Background and purpose: In some Western countries, many stroke patients undergo routine tests including ECG, echocardiography, carotid ultrasound and Holter monitoring, even though they have been shown to express limited value in unselected patients. Comprehensive data on yield of tests, especially on consequences taken from positive test results, are scanty.
Methods: Consecutive stroke patients with evidence of ischaemic lesions by imaging techniques were included. Aetiology was determined using TOAST-classifications. Rates of positive test results and their impact on drug therapy, especially anticoagulation were evaluated.
Results: Two hundred and forty-one consecutive patients, age 69 +/- 13 years were included. Positive test results were documented in 19% with 12-lead ECG, 24% with carotid ultrasound, 24% with echocardiography and never with Holter monitoring. Overall, in 41% positive test results were present. Apart from echocardiography (37%), a change of therapy resulted in 51-56% of patients with a positive test result.

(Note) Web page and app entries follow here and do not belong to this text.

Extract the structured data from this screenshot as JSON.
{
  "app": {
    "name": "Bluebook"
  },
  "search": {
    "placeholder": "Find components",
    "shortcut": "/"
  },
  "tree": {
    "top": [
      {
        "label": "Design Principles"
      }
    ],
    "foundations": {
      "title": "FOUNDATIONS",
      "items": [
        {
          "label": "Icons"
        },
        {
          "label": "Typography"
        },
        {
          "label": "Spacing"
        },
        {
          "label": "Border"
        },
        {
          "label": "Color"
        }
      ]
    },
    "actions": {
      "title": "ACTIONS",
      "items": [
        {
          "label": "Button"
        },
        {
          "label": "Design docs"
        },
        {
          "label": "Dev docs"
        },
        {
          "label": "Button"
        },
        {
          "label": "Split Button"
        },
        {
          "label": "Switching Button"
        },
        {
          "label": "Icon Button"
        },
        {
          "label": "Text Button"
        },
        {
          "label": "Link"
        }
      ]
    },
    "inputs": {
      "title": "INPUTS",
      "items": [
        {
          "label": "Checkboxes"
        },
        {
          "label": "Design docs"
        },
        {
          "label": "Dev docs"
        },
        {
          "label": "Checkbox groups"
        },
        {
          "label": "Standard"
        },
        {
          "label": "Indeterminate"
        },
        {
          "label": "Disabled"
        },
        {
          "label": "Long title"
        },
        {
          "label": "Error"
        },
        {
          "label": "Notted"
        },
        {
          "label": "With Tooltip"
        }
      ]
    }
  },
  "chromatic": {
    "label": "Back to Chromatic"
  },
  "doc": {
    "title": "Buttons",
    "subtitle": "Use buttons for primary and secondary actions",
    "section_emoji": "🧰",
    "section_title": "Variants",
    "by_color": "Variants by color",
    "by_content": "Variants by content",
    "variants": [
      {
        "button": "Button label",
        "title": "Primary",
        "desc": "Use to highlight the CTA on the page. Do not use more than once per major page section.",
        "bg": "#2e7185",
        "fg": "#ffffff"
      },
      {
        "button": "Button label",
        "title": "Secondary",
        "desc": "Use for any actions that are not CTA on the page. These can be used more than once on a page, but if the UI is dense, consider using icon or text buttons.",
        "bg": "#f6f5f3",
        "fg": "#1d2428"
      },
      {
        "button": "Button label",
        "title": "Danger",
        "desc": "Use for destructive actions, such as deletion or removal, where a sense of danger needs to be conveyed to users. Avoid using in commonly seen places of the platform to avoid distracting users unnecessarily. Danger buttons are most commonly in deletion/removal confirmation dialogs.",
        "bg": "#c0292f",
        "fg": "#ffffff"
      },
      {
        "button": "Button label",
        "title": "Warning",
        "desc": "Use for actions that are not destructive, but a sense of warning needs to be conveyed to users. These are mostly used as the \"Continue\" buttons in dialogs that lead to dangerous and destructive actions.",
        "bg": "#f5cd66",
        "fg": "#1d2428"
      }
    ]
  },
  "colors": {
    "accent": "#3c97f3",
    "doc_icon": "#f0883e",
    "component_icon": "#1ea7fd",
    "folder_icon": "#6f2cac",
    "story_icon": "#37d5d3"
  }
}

Conclusions: Even though 12-lead ECG, carotid ultrasound and echocardiography only had relatively low incidences of positive findings, their impact on management in case of positive test results was quite high. Nevertheless, future studies to select patients more appropriately are needed. In contrast, Holter monitoring had no impact and should not be used in routine evaluation of stroke patients.